BEGIN

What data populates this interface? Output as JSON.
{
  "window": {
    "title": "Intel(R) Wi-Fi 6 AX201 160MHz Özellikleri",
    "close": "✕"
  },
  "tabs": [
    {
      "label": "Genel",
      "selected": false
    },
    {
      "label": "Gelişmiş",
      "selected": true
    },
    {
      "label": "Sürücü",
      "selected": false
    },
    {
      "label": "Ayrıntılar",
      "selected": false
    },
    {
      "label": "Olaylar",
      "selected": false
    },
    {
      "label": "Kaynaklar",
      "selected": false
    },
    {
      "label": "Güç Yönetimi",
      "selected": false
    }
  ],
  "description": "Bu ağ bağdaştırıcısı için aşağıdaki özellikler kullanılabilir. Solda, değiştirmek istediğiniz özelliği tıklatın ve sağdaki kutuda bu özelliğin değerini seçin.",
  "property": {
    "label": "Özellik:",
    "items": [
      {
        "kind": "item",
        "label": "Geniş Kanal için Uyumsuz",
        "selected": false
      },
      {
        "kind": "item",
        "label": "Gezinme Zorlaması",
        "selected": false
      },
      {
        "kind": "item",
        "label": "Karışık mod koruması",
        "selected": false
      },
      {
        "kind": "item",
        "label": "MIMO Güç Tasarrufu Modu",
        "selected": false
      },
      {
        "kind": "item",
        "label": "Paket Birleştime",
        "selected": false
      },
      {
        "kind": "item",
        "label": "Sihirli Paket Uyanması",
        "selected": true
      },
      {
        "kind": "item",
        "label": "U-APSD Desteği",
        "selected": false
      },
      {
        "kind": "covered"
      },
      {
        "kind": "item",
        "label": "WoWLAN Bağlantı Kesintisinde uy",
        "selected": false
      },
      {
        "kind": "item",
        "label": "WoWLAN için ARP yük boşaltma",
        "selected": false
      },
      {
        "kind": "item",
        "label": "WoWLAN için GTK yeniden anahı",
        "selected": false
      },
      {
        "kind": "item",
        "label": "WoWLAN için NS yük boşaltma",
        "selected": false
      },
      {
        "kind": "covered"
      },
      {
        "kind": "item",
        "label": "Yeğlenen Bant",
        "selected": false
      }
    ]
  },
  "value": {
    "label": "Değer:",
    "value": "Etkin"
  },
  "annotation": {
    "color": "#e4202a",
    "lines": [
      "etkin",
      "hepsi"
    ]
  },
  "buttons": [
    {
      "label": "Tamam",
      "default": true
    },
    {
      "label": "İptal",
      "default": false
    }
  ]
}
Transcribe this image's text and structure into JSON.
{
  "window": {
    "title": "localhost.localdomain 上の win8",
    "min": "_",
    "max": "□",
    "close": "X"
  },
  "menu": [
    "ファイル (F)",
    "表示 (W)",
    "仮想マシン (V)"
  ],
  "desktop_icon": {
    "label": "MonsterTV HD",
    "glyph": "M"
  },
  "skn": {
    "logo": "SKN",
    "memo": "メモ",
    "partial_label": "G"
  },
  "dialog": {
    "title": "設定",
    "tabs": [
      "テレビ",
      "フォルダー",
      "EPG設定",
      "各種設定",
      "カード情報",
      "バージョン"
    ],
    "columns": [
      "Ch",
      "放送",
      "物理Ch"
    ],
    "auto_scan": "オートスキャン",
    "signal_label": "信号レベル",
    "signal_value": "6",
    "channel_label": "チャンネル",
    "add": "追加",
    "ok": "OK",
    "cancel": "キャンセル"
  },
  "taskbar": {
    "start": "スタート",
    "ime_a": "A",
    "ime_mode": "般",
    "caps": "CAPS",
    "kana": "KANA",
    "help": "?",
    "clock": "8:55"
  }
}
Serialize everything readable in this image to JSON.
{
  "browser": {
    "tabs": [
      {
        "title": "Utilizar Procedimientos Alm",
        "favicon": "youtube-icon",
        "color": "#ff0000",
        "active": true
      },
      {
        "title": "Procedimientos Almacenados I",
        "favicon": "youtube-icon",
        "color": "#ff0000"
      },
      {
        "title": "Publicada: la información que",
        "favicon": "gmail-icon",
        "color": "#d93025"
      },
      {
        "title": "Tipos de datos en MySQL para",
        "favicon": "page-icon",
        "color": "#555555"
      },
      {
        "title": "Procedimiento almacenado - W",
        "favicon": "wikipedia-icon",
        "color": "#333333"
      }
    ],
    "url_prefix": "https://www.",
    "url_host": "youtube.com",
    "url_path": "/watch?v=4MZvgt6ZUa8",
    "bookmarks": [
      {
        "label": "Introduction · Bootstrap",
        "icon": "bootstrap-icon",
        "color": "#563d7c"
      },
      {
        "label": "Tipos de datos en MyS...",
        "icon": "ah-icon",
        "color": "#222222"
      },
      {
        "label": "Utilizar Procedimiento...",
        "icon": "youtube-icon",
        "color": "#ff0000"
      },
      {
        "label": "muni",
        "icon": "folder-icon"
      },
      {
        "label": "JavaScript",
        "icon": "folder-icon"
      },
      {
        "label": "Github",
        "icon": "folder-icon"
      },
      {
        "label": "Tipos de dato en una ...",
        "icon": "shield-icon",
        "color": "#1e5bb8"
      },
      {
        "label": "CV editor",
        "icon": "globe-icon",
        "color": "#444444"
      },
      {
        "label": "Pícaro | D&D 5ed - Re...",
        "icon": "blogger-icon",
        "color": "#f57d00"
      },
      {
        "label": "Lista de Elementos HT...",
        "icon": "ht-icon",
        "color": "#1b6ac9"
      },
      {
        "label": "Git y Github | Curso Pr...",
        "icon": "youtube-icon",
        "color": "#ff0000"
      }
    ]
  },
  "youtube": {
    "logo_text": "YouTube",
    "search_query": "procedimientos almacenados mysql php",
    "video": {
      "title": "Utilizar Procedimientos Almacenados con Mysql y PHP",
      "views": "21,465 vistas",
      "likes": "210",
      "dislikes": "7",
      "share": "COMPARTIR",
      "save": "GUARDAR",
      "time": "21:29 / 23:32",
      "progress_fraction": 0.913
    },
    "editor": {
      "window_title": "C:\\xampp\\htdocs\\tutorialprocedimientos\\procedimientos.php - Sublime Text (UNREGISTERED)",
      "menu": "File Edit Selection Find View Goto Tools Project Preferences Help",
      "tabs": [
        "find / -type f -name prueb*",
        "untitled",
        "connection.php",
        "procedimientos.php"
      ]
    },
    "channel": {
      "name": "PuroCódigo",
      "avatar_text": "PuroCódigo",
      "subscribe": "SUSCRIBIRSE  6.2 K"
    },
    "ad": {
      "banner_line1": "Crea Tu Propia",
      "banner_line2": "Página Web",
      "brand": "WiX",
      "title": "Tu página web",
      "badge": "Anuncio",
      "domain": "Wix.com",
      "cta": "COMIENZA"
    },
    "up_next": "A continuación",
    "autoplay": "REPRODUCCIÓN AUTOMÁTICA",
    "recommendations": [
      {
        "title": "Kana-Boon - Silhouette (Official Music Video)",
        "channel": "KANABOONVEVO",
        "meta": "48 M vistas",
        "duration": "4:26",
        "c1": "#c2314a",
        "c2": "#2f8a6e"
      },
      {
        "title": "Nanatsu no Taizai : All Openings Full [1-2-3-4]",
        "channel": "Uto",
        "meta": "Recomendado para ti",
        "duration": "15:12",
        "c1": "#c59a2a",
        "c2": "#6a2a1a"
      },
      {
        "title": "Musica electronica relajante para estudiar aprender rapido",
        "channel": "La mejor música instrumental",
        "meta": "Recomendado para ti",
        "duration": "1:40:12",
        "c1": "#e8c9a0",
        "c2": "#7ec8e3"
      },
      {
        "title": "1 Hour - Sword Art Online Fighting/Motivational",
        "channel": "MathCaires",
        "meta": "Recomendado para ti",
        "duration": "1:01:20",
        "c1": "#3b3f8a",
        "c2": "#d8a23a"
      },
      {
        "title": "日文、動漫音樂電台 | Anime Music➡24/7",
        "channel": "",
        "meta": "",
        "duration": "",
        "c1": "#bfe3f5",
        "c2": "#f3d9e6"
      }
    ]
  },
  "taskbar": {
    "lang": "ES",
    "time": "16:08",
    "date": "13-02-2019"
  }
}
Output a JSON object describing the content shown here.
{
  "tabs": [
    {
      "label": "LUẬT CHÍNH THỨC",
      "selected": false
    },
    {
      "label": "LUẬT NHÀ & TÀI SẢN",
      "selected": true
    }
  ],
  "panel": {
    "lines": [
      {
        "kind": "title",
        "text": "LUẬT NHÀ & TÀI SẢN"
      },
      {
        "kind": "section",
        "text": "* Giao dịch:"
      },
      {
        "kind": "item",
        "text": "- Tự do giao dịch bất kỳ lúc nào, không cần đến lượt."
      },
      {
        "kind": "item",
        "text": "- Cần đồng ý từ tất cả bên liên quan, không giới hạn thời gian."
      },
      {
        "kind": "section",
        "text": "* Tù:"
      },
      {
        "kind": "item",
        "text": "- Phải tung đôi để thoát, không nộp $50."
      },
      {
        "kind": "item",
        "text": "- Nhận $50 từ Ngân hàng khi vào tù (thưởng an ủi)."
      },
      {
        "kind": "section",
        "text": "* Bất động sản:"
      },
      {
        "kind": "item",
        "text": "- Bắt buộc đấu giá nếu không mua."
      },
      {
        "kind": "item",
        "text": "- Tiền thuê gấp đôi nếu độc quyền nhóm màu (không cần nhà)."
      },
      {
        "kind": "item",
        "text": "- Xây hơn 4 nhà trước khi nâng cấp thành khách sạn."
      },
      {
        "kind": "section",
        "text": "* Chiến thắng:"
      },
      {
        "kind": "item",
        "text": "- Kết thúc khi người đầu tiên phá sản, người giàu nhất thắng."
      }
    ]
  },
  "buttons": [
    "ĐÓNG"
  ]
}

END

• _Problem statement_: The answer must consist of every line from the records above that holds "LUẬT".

• _Solution to the problem_:
      "label": "LUẬT CHÍNH THỨC",
      "label": "LUẬT NHÀ & TÀI SẢN",
        "text": "LUẬT NHÀ & TÀI SẢN"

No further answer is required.